> Work instruction:
Type out all the records again exactly.

Stored items:
----

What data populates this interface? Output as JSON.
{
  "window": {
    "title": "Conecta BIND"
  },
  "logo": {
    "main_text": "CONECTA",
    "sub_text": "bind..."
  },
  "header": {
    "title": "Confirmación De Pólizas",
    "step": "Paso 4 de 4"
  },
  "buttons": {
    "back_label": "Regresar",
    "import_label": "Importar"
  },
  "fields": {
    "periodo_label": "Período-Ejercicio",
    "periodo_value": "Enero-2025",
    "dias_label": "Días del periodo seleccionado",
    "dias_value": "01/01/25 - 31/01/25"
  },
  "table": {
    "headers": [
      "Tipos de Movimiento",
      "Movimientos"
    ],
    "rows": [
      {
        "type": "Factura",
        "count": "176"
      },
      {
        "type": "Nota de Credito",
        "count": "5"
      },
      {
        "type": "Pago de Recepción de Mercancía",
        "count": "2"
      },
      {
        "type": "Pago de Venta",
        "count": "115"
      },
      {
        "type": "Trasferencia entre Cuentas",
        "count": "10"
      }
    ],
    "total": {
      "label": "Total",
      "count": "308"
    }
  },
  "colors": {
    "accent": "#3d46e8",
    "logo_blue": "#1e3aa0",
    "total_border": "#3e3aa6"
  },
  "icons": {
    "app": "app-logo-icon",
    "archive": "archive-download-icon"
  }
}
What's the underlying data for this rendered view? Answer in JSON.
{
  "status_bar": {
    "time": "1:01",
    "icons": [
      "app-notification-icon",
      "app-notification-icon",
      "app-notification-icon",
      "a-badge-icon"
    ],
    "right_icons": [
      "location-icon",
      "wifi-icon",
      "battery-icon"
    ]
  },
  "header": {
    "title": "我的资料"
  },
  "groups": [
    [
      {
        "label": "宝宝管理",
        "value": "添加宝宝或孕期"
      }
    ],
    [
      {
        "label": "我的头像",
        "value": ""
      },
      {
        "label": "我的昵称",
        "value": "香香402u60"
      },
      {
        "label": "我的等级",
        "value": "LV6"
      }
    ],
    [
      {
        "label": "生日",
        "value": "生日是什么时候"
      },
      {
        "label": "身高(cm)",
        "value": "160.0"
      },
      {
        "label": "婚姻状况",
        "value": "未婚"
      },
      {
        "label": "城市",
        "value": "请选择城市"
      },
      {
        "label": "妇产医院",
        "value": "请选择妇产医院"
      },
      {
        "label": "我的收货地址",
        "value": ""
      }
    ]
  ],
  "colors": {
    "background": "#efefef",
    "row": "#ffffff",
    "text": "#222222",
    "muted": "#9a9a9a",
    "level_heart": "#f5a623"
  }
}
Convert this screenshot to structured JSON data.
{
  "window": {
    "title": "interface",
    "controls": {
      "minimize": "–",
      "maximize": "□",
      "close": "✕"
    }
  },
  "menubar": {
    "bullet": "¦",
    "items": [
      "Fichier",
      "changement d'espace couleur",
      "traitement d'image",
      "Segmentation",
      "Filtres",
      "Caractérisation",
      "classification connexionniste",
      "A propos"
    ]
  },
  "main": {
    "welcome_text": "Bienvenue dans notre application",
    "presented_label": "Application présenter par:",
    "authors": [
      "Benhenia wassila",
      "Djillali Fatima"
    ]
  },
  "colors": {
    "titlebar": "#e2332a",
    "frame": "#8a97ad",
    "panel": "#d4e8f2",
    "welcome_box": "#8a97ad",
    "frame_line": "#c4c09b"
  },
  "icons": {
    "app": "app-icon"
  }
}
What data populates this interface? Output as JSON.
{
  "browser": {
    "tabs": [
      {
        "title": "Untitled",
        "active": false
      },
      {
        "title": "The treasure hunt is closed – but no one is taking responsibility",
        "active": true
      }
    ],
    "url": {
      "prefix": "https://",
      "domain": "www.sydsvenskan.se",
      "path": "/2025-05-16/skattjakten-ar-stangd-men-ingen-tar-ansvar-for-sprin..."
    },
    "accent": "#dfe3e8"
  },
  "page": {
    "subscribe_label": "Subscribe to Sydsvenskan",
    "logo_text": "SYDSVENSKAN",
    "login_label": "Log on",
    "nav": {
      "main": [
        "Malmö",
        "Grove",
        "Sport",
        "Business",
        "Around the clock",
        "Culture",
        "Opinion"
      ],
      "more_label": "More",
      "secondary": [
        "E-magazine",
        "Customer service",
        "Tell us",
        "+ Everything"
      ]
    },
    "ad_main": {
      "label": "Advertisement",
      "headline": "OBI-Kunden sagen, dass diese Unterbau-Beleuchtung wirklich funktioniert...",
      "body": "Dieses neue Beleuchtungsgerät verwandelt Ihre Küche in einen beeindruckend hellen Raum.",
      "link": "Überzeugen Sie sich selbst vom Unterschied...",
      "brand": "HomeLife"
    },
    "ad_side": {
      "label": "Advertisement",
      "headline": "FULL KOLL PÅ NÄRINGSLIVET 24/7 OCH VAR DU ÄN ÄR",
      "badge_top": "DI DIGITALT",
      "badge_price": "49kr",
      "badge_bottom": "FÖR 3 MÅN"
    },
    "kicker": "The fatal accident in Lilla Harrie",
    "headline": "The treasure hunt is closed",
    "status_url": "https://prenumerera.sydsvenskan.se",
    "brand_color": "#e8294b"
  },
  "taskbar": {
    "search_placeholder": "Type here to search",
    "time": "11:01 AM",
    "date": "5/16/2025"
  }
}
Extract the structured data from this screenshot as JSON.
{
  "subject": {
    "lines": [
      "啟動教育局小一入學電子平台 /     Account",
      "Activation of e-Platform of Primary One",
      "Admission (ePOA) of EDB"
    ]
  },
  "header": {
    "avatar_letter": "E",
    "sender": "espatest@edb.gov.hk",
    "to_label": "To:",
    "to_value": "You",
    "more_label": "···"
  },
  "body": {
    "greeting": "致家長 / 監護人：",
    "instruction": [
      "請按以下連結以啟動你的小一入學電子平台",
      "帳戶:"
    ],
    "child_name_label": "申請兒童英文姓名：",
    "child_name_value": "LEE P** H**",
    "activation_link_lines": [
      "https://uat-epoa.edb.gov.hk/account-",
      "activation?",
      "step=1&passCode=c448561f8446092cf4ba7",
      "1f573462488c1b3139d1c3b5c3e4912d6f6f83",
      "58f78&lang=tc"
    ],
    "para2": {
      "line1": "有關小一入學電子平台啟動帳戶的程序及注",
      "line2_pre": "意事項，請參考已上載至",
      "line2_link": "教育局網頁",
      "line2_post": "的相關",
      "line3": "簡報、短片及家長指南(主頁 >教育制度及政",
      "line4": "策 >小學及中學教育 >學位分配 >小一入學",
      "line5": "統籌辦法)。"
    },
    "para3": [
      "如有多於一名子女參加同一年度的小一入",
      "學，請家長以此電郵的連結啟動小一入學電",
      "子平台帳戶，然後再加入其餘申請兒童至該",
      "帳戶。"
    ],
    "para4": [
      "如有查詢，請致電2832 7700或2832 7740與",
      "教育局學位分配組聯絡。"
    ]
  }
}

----

> Output of the exercise:
What data populates this interface? Output as JSON.
{
  "window": {
    "title": "Conecta BIND"
  },
  "logo": {
    "main_text": "CONECTA",
    "sub_text": "bind..."
  },
  "header": {
    "title": "Confirmación De Pólizas",
    "step": "Paso 4 de 4"
  },
  "buttons": {
    "back_label": "Regresar",
    "import_label": "Importar"
  },
  "fields": {
    "periodo_label": "Período-Ejercicio",
    "periodo_value": "Enero-2025",
    "dias_label": "Días del periodo seleccionado",
    "dias_value": "01/01/25 - 31/01/25"
  },
  "table": {
    "headers": [
      "Tipos de Movimiento",
      "Movimientos"
    ],
    "rows": [
      {
        "type": "Factura",
        "count": "176"
      },
      {
        "type": "Nota de Credito",
        "count": "5"
      },
      {
        "type": "Pago de Recepción de Mercancía",
        "count": "2"
      },
      {
        "type": "Pago de Venta",
        "count": "115"
      },
      {
        "type": "Trasferencia entre Cuentas",
        "count": "10"
      }
    ],
    "total": {
      "label": "Total",
      "count": "308"
    }
  },
  "colors": {
    "accent": "#3d46e8",
    "logo_blue": "#1e3aa0",
    "total_border": "#3e3aa6"
  },
  "icons": {
    "app": "app-logo-icon",
    "archive": "archive-download-icon"
  }
}
What's the underlying data for this rendered view? Answer in JSON.
{
  "status_bar": {
    "time": "1:01",
    "icons": [
      "app-notification-icon",
      "app-notification-icon",
      "app-notification-icon",
      "a-badge-icon"
    ],
    "right_icons": [
      "location-icon",
      "wifi-icon",
      "battery-icon"
    ]
  },
  "header": {
    "title": "我的资料"
  },
  "groups": [
    [
      {
        "label": "宝宝管理",
        "value": "添加宝宝或孕期"
      }
    ],
    [
      {
        "label": "我的头像",
        "value": ""
      },
      {
        "label": "我的昵称",
        "value": "香香402u60"
      },
      {
        "label": "我的等级",
        "value": "LV6"
      }
    ],
    [
      {
        "label": "生日",
        "value": "生日是什么时候"
      },
      {
        "label": "身高(cm)",
        "value": "160.0"
      },
      {
        "label": "婚姻状况",
        "value": "未婚"
      },
      {
        "label": "城市",
        "value": "请选择城市"
      },
      {
        "label": "妇产医院",
        "value": "请选择妇产医院"
      },
      {
        "label": "我的收货地址",
        "value": ""
      }
    ]
  ],
  "colors": {
    "background": "#efefef",
    "row": "#ffffff",
    "text": "#222222",
    "muted": "#9a9a9a",
    "level_heart": "#f5a623"
  }
}
Convert this screenshot to structured JSON data.
{
  "window": {
    "title": "interface",
    "controls": {
      "minimize": "–",
      "maximize": "□",
      "close": "✕"
    }
  },
  "menubar": {
    "bullet": "¦",
    "items": [
      "Fichier",
      "changement d'espace couleur",
      "traitement d'image",
      "Segmentation",
      "Filtres",
      "Caractérisation",
      "classification connexionniste",
      "A propos"
    ]
  },
  "main": {
    "welcome_text": "Bienvenue dans notre application",
    "presented_label": "Application présenter par:",
    "authors": [
      "Benhenia wassila",
      "Djillali Fatima"
    ]
  },
  "colors": {
    "titlebar": "#e2332a",
    "frame": "#8a97ad",
    "panel": "#d4e8f2",
    "welcome_box": "#8a97ad",
    "frame_line": "#c4c09b"
  },
  "icons": {
    "app": "app-icon"
  }
}
What data populates this interface? Output as JSON.
{
  "browser": {
    "tabs": [
      {
        "title": "Untitled",
        "active": false
      },
      {
        "title": "The treasure hunt is closed – but no one is taking responsibility",
        "active": true
      }
    ],
    "url": {
      "prefix": "https://",
      "domain": "www.sydsvenskan.se",
      "path": "/2025-05-16/skattjakten-ar-stangd-men-ingen-tar-ansvar-for-sprin..."
    },
    "accent": "#dfe3e8"
  },
  "page": {
    "subscribe_label": "Subscribe to Sydsvenskan",
    "logo_text": "SYDSVENSKAN",
    "login_label": "Log on",
    "nav": {
      "main": [
        "Malmö",
        "Grove",
        "Sport",
        "Business",
        "Around the clock",
        "Culture",
        "Opinion"
      ],
      "more_label": "More",
      "secondary": [
        "E-magazine",
        "Customer service",
        "Tell us",
        "+ Everything"
      ]
    },
    "ad_main": {
      "label": "Advertisement",
      "headline": "OBI-Kunden sagen, dass diese Unterbau-Beleuchtung wirklich funktioniert...",
      "body": "Dieses neue Beleuchtungsgerät verwandelt Ihre Küche in einen beeindruckend hellen Raum.",
      "link": "Überzeugen Sie sich selbst vom Unterschied...",
      "brand": "HomeLife"
    },
    "ad_side": {
      "label": "Advertisement",
      "headline": "FULL KOLL PÅ NÄRINGSLIVET 24/7 OCH VAR DU ÄN ÄR",
      "badge_top": "DI DIGITALT",
      "badge_price": "49kr",
      "badge_bottom": "FÖR 3 MÅN"
    },
    "kicker": "The fatal accident in Lilla Harrie",
    "headline": "The treasure hunt is closed",
    "status_url": "https://prenumerera.sydsvenskan.se",
    "brand_color": "#e8294b"
  },
  "taskbar": {
    "search_placeholder": "Type here to search",
    "time": "11:01 AM",
    "date": "5/16/2025"
  }
}
Extract the structured data from this screenshot as JSON.
{
  "subject": {
    "lines": [
      "啟動教育局小一入學電子平台 /     Account",
      "Activation of e-Platform of Primary One",
      "Admission (ePOA) of EDB"
    ]
  },
  "header": {
    "avatar_letter": "E",
    "sender": "espatest@edb.gov.hk",
    "to_label": "To:",
    "to_value": "You",
    "more_label": "···"
  },
  "body": {
    "greeting": "致家長 / 監護人：",
    "instruction": [
      "請按以下連結以啟動你的小一入學電子平台",
      "帳戶:"
    ],
    "child_name_label": "申請兒童英文姓名：",
    "child_name_value": "LEE P** H**",
    "activation_link_lines": [
      "https://uat-epoa.edb.gov.hk/account-",
      "activation?",
      "step=1&passCode=c448561f8446092cf4ba7",
      "1f573462488c1b3139d1c3b5c3e4912d6f6f83",
      "58f78&lang=tc"
    ],
    "para2": {
      "line1": "有關小一入學電子平台啟動帳戶的程序及注",
      "line2_pre": "意事項，請參考已上載至",
      "line2_link": "教育局網頁",
      "line2_post": "的相關",
      "line3": "簡報、短片及家長指南(主頁 >教育制度及政",
      "line4": "策 >小學及中學教育 >學位分配 >小一入學",
      "line5": "統籌辦法)。"
    },
    "para3": [
      "如有多於一名子女參加同一年度的小一入",
      "學，請家長以此電郵的連結啟動小一入學電",
      "子平台帳戶，然後再加入其餘申請兒童至該",
      "帳戶。"
    ],
    "para4": [
      "如有查詢，請致電2832 7700或2832 7740與",
      "教育局學位分配組聯絡。"
    ]
  }
}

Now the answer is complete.